Fantasy League Update

The first eight supreme-court decisions of the 2018-19 fantasy-league season brought points to all five teams, with the Gavels and the Writs—the two preseason favorites—leading the way. The Gavels of the State Public Defender’s Office got off to a blistering start with 15 points (from a brief, oral argument, and favorable outcome in State v. Reed and a brief and oral argument in State v. Wiskerchen), while the Writs displayed early strength with 10 points from Habush Habush & Rottier (brief, oral argument, and favorable decision in Engelhardt v. City of New Berlin).

The Affirmed picked up six points (from a brief and oral argument by Kasdorf Lewis & Swietlik and an amicus brief by Stafford Rosenbaum, both in Engelhardt v. City of New Berlin), followed by the Waivers with three points from von Briesen & Roper (a brief but no oral argument in SECURA Insurance) and the Citations with a point from Godfrey & Kahn (an amicus brief in SECURA Insurance).

Click here for the 2018-19 team rosters, here for a summary of the current standings, and here for the scoring rules.

The 2018-19 Fantasy League Season Preview

As evening approached on the last day of the Fantasy League’s winter meetings, few in attendance could have anticipated the drama set to unfold just hours before the midnight trade deadline. Shortly after the commissioner’s address at the closing banquet, word spread through the hall that the Writs had set a blockbuster trade in motion—and, before long, the league office confirmed that the Writs had acquired the Wisconsin Institute for Law and Liberty (WILL) from the Affirmed in return for two law firms: Nash, Spindler, Grimstad & McCracken and Herrling Clark.[Continue Reading…]
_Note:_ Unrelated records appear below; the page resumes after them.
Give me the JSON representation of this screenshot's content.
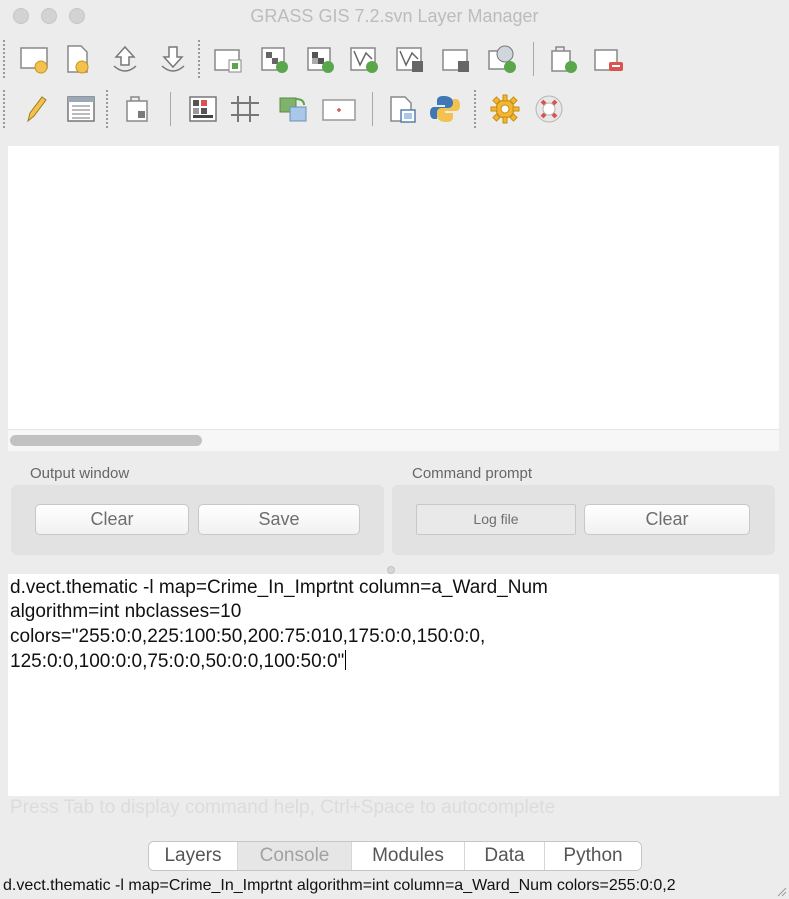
{
  "window": {
    "title": "GRASS GIS 7.2.svn Layer Manager"
  },
  "toolbar1": {
    "tools": [
      {
        "icon": "display-map-icon"
      },
      {
        "icon": "new-workspace-icon"
      },
      {
        "icon": "open-workspace-icon"
      },
      {
        "icon": "save-workspace-icon"
      },
      {
        "icon": "add-raster-icon"
      },
      {
        "icon": "add-raster-misc-icon"
      },
      {
        "icon": "add-raster-overlay-icon"
      },
      {
        "icon": "add-vector-icon"
      },
      {
        "icon": "add-vector-misc-icon"
      },
      {
        "icon": "add-group-icon"
      },
      {
        "icon": "add-web-service-icon"
      },
      {
        "icon": "add-overlay-icon"
      },
      {
        "icon": "remove-layer-icon"
      }
    ]
  },
  "toolbar2": {
    "tools": [
      {
        "icon": "edit-vector-icon"
      },
      {
        "icon": "attribute-table-icon"
      },
      {
        "icon": "georectify-icon"
      },
      {
        "icon": "modeler-icon"
      },
      {
        "icon": "grid-icon"
      },
      {
        "icon": "import-icon"
      },
      {
        "icon": "map-calculator-icon"
      },
      {
        "icon": "cartographic-composer-icon"
      },
      {
        "icon": "python-shell-icon"
      },
      {
        "icon": "settings-icon"
      },
      {
        "icon": "help-icon"
      }
    ]
  },
  "output_window": {
    "label": "Output window",
    "clear_label": "Clear",
    "save_label": "Save"
  },
  "command_prompt": {
    "label": "Command prompt",
    "logfile_label": "Log file",
    "clear_label": "Clear"
  },
  "command_editor": {
    "lines": [
      "d.vect.thematic -l map=Crime_In_Imprtnt column=a_Ward_Num",
      "algorithm=int nbclasses=10",
      "colors=\"255:0:0,225:100:50,200:75:010,175:0:0,150:0:0,",
      "125:0:0,100:0:0,75:0:0,50:0:0,100:50:0\""
    ],
    "hint": "Press Tab to display command help, Ctrl+Space to autocomplete"
  },
  "tabs": [
    {
      "label": "Layers",
      "active": false
    },
    {
      "label": "Console",
      "active": true
    },
    {
      "label": "Modules",
      "active": false
    },
    {
      "label": "Data",
      "active": false
    },
    {
      "label": "Python",
      "active": false
    }
  ],
  "statusbar": {
    "text": "d.vect.thematic -l map=Crime_In_Imprtnt algorithm=int column=a_Ward_Num colors=255:0:0,2"
  },
  "colors": {
    "window_bg": "#ececec",
    "panel_bg": "#ffffff",
    "groupbox_bg": "#e2e2e2",
    "accent_yellow": "#f2c14e",
    "accent_green": "#5aa64b",
    "accent_red": "#d9534f"
  }
}
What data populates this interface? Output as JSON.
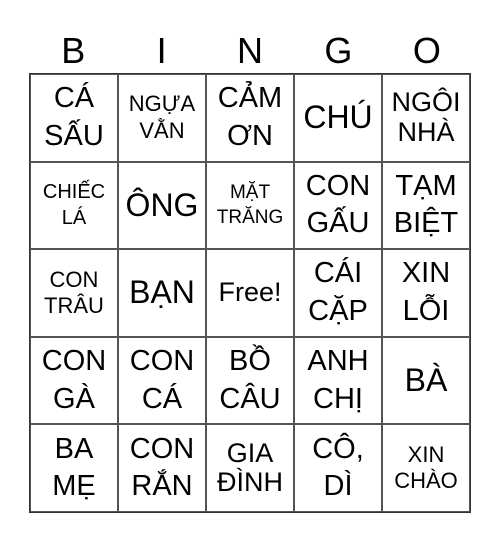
{
  "title_letters": [
    "B",
    "I",
    "N",
    "G",
    "O"
  ],
  "cells": [
    [
      "CÁ SẤU",
      "NGỰA VẰN",
      "CẢM ƠN",
      "CHÚ",
      "NGÔI NHÀ"
    ],
    [
      "CHIẾC LÁ",
      "ÔNG",
      "MẶT TRĂNG",
      "CON GẤU",
      "TẠM BIỆT"
    ],
    [
      "CON TRÂU",
      "BẠN",
      "Free!",
      "CÁI CẶP",
      "XIN LỖI"
    ],
    [
      "CON GÀ",
      "CON CÁ",
      "BỒ CÂU",
      "ANH CHỊ",
      "BÀ"
    ],
    [
      "BA MẸ",
      "CON RẮN",
      "GIA ĐÌNH",
      "CÔ, DÌ",
      "XIN CHÀO"
    ]
  ]
}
Justice Abrahamson’s Prominence: Part 3

A recent post (inspired by Richard Posner’s Cardozo: A Study in Reputation) offered a means of assessing the influence of Justice Shirley Abrahamson during her unprecedented tenure on the bench.  This technique compared the number of times that … [Continue reading]
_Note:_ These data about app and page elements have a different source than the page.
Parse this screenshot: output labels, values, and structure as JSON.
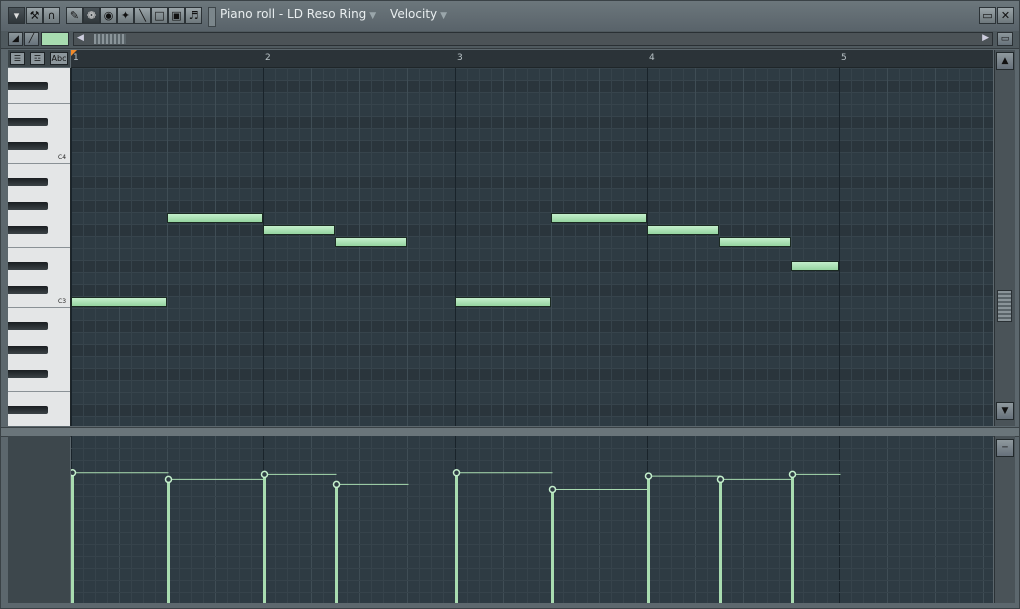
{
  "window": {
    "title": "Piano roll - LD Reso Ring",
    "target": "Velocity"
  },
  "icons": {
    "menu": "menu-arrow-icon",
    "wrench": "wrench-icon",
    "magnet": "magnet-icon",
    "pencil": "pencil-tool-icon",
    "brush": "paint-brush-icon",
    "delete": "delete-tool-icon",
    "mute": "mute-tool-icon",
    "slice": "slice-tool-icon",
    "select": "select-tool-icon",
    "zoom": "zoom-tool-icon",
    "playback": "speaker-icon"
  },
  "keyboard": {
    "label_abc": "Abc",
    "octave_labels": [
      "C4",
      "C3"
    ]
  },
  "timeline": {
    "bars": [
      "1",
      "2",
      "3",
      "4",
      "5"
    ]
  },
  "colors": {
    "note": "#a8dcb0",
    "grid_bg": "#2e3b43",
    "playhead": "#f08a2a"
  },
  "notes": [
    {
      "start": 1.0,
      "length": 0.5,
      "pitch": 48
    },
    {
      "start": 1.5,
      "length": 0.5,
      "pitch": 55
    },
    {
      "start": 2.0,
      "length": 0.375,
      "pitch": 54
    },
    {
      "start": 2.375,
      "length": 0.375,
      "pitch": 53
    },
    {
      "start": 3.0,
      "length": 0.5,
      "pitch": 48
    },
    {
      "start": 3.5,
      "length": 0.5,
      "pitch": 55
    },
    {
      "start": 4.0,
      "length": 0.375,
      "pitch": 54
    },
    {
      "start": 4.375,
      "length": 0.375,
      "pitch": 53
    },
    {
      "start": 4.75,
      "length": 0.25,
      "pitch": 51
    }
  ],
  "velocities": [
    0.78,
    0.74,
    0.77,
    0.71,
    0.78,
    0.68,
    0.76,
    0.74,
    0.77
  ]
}
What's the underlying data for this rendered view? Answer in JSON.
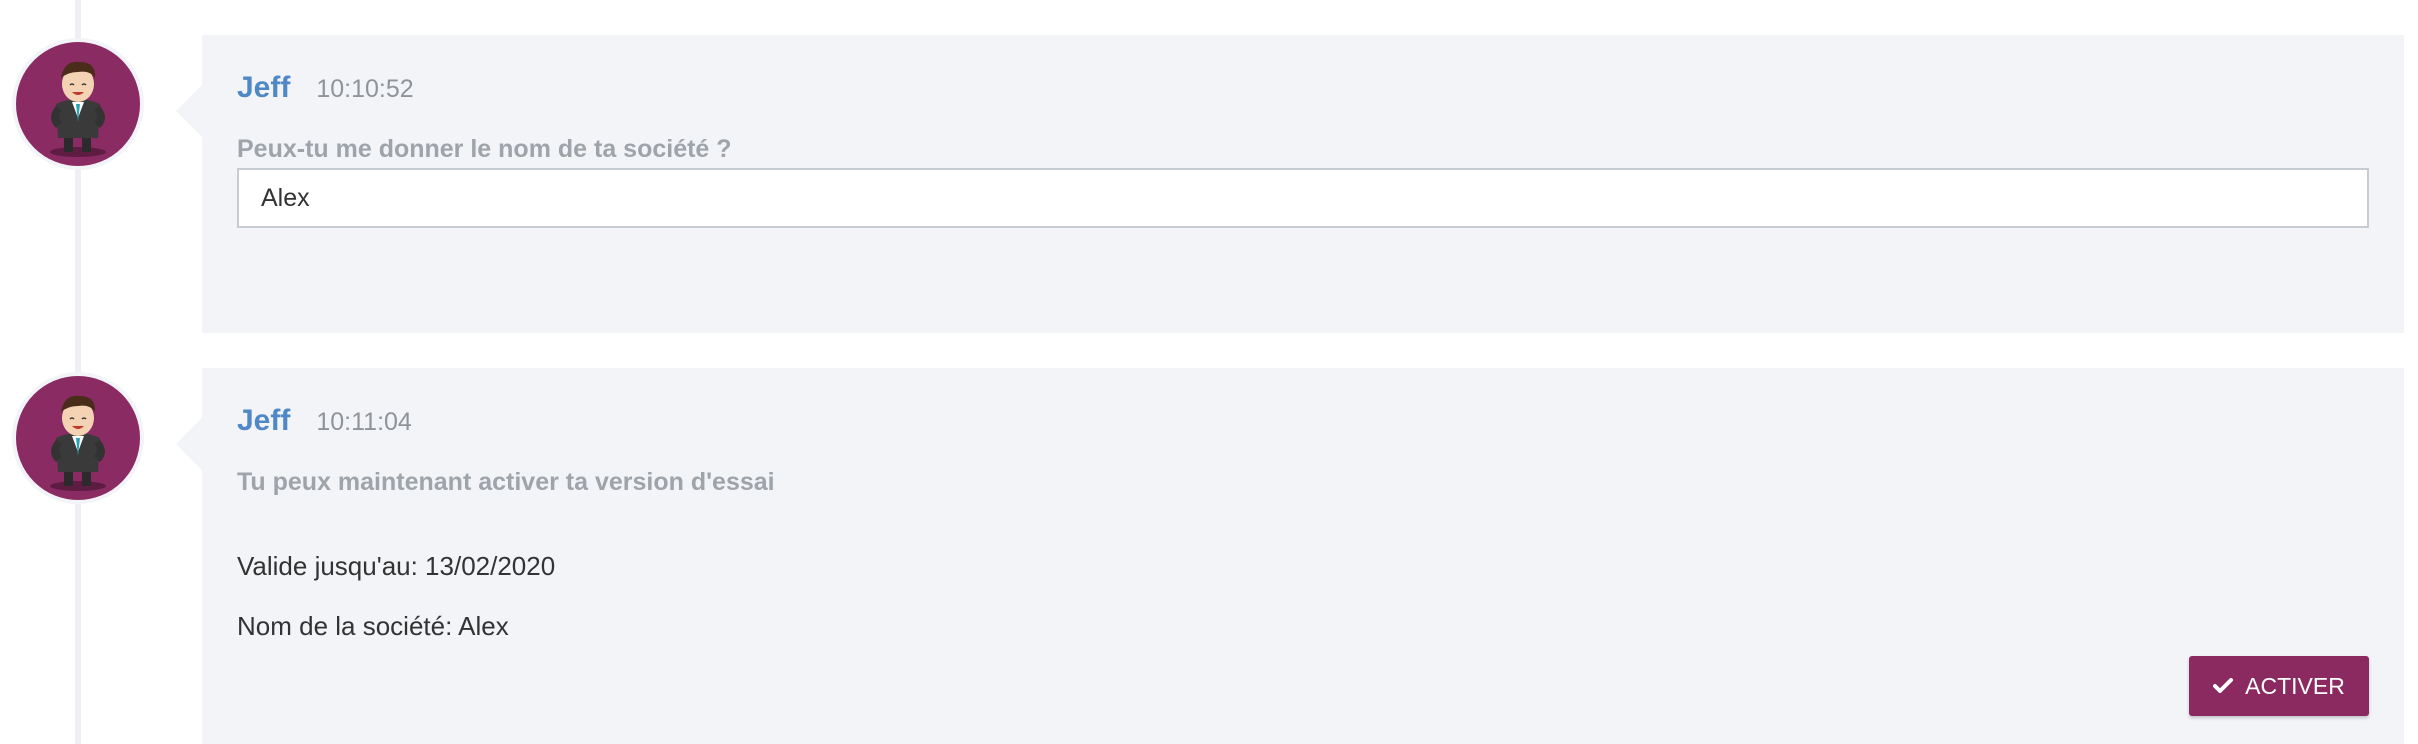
{
  "messages": [
    {
      "author": "Jeff",
      "time": "10:10:52",
      "question": "Peux-tu me donner le nom de ta société ?",
      "answer_value": "Alex"
    },
    {
      "author": "Jeff",
      "time": "10:11:04",
      "question": "Tu peux maintenant activer ta version d'essai",
      "valid_until": "Valide jusqu'au: 13/02/2020",
      "company_name": "Nom de la société: Alex",
      "button_label": "ACTIVER",
      "button_icon": "check-icon"
    }
  ],
  "colors": {
    "accent": "#8a2a61",
    "author": "#4f88c6",
    "bubble": "#f3f4f8"
  }
}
Oral Advocates at the Wisconsin Supreme Court

Today we examine the volume of oral arguments at the Wisconsin Supreme Court over the past ten terms and acknowledge the work of attorneys who have been the most active in this regard.  The scale of their labors is extensive, as a legion of 724 … [Continue reading]
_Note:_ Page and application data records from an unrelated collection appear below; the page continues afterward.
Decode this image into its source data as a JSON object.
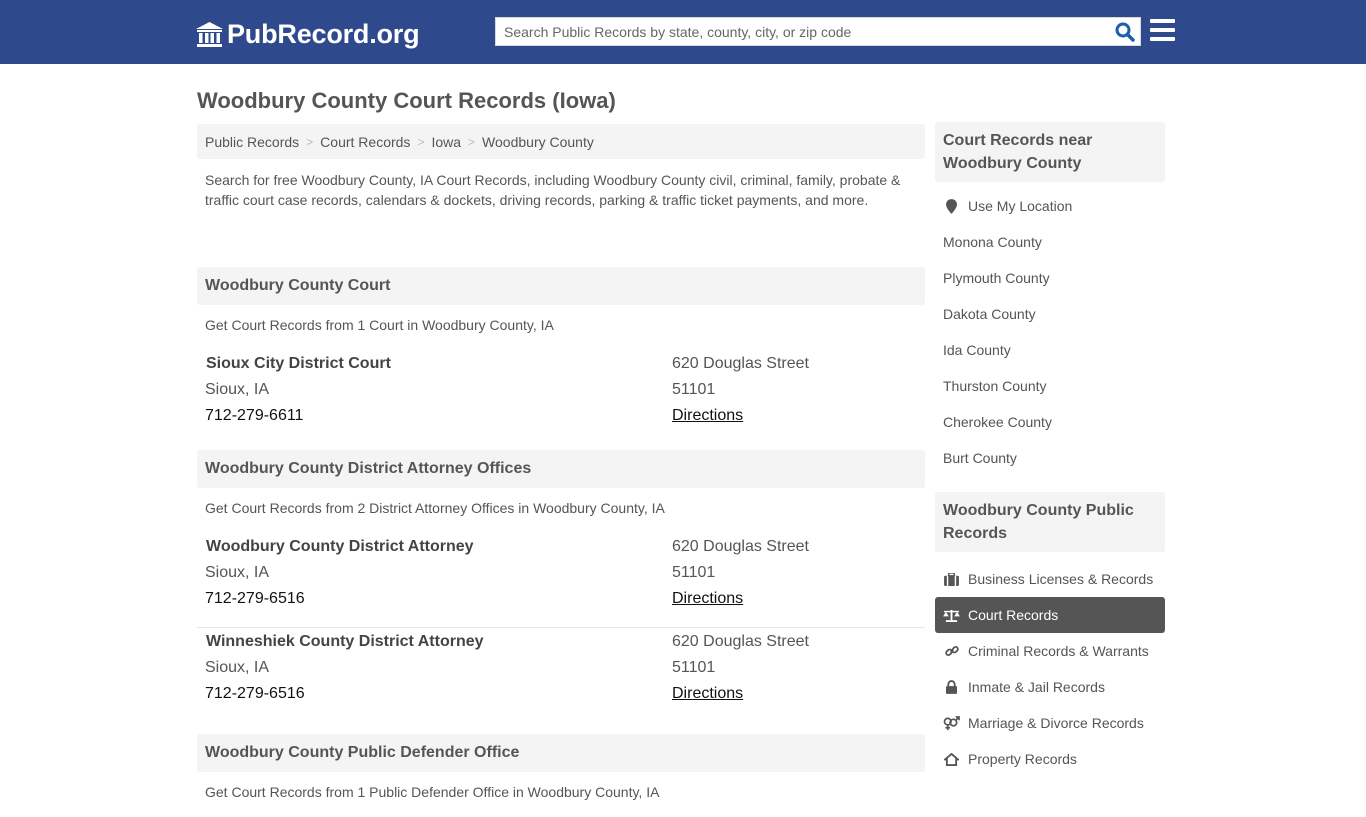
{
  "header": {
    "logo_text": "PubRecord.org",
    "search_placeholder": "Search Public Records by state, county, city, or zip code",
    "search_value": "",
    "search_icon": "search-icon",
    "menu_icon": "hamburger-menu-icon"
  },
  "page": {
    "title": "Woodbury County Court Records (Iowa)",
    "breadcrumb": [
      "Public Records",
      "Court Records",
      "Iowa",
      "Woodbury County"
    ],
    "intro": "Search for free Woodbury County, IA Court Records, including Woodbury County civil, criminal, family, probate & traffic court case records, calendars & dockets, driving records, parking & traffic ticket payments, and more."
  },
  "sections": [
    {
      "title": "Woodbury County Court",
      "subtitle": "Get Court Records from 1 Court in Woodbury County, IA",
      "entries": [
        {
          "name": "Sioux City District Court",
          "city": "Sioux, IA",
          "phone": "712-279-6611",
          "street": "620 Douglas Street",
          "zip": "51101",
          "directions": "Directions"
        }
      ]
    },
    {
      "title": "Woodbury County District Attorney Offices",
      "subtitle": "Get Court Records from 2 District Attorney Offices in Woodbury County, IA",
      "entries": [
        {
          "name": "Woodbury County District Attorney",
          "city": "Sioux, IA",
          "phone": "712-279-6516",
          "street": "620 Douglas Street",
          "zip": "51101",
          "directions": "Directions"
        },
        {
          "name": "Winneshiek County District Attorney",
          "city": "Sioux, IA",
          "phone": "712-279-6516",
          "street": "620 Douglas Street",
          "zip": "51101",
          "directions": "Directions"
        }
      ]
    },
    {
      "title": "Woodbury County Public Defender Office",
      "subtitle": "Get Court Records from 1 Public Defender Office in Woodbury County, IA",
      "entries": []
    }
  ],
  "sidebar": {
    "nearby": {
      "title": "Court Records near Woodbury County",
      "use_location": "Use My Location",
      "counties": [
        "Monona County",
        "Plymouth County",
        "Dakota County",
        "Ida County",
        "Thurston County",
        "Cherokee County",
        "Burt County"
      ]
    },
    "public_records": {
      "title": "Woodbury County Public Records",
      "items": [
        {
          "label": "Business Licenses & Records",
          "icon": "briefcase-icon",
          "active": false
        },
        {
          "label": "Court Records",
          "icon": "balance-scale-icon",
          "active": true
        },
        {
          "label": "Criminal Records & Warrants",
          "icon": "link-icon",
          "active": false
        },
        {
          "label": "Inmate & Jail Records",
          "icon": "lock-icon",
          "active": false
        },
        {
          "label": "Marriage & Divorce Records",
          "icon": "gender-icon",
          "active": false
        },
        {
          "label": "Property Records",
          "icon": "home-icon",
          "active": false
        }
      ]
    }
  },
  "colors": {
    "header_bg": "#2e4a8d",
    "search_icon": "#1e5fa8",
    "panel_bg": "#f4f4f4",
    "active_item_bg": "#555555",
    "text": "#555555"
  }
}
Justice Abrahamson’s Influence: Part 2

Last month’s post on the number of opinions written by Justice Shirley Abrahamson during her record-breaking tenure on the bench prompted a generous reader to suggest that I look over Richard Posner’s Cardozo: A Study in Reputation to see if some of … [Continue reading]

Justice Abrahamson by the Numbers

In September, Justice Shirley Abrahamson began her forty-third term on the Wisconsin Supreme Court, a span of service several years longer than that of the previous record, intact for over a century.[1]  As she has announced that her forty-third term … [Continue reading]

Wisconsin Supreme Court Statistics, 1977-1978

These tables are derived from information contained in 247 Wisconsin Supreme Court decisions that were turned up in a Lexis search for decisions filed between September 1, 1977, and August 31, 1978.  The total of 247 decisions does not include … [Continue reading]

The 2017-18 Term: Some More Impressions

With data for the 2017-18 term in hand, we can update our findings regarding three aspects of the justices’ work that SCOWstats has been following for several years: (1) the number of concurrences and dissents per decision, (2) the number of days … [Continue reading]

Readers’ Picks: Unusual Wisconsin Supreme Court Decisions in 2017-18

Now that the court has filed its last substantive decision for the 2017-18 term, it’s time to take stock of readers’ “nominations” of decisions with surprising or humorous aspects.  As promised to those who furnished information, I have not … [Continue reading]

Wisconsin Supreme Court Statistics, 2017-2018

These tables are derived from information contained in 59 Wisconsin Supreme Court decisions filed between September 1, 2017, and the end of the court’s term in the summer of 2018.  The total of 59 decisions does not include (1) orders pertaining to … [Continue reading]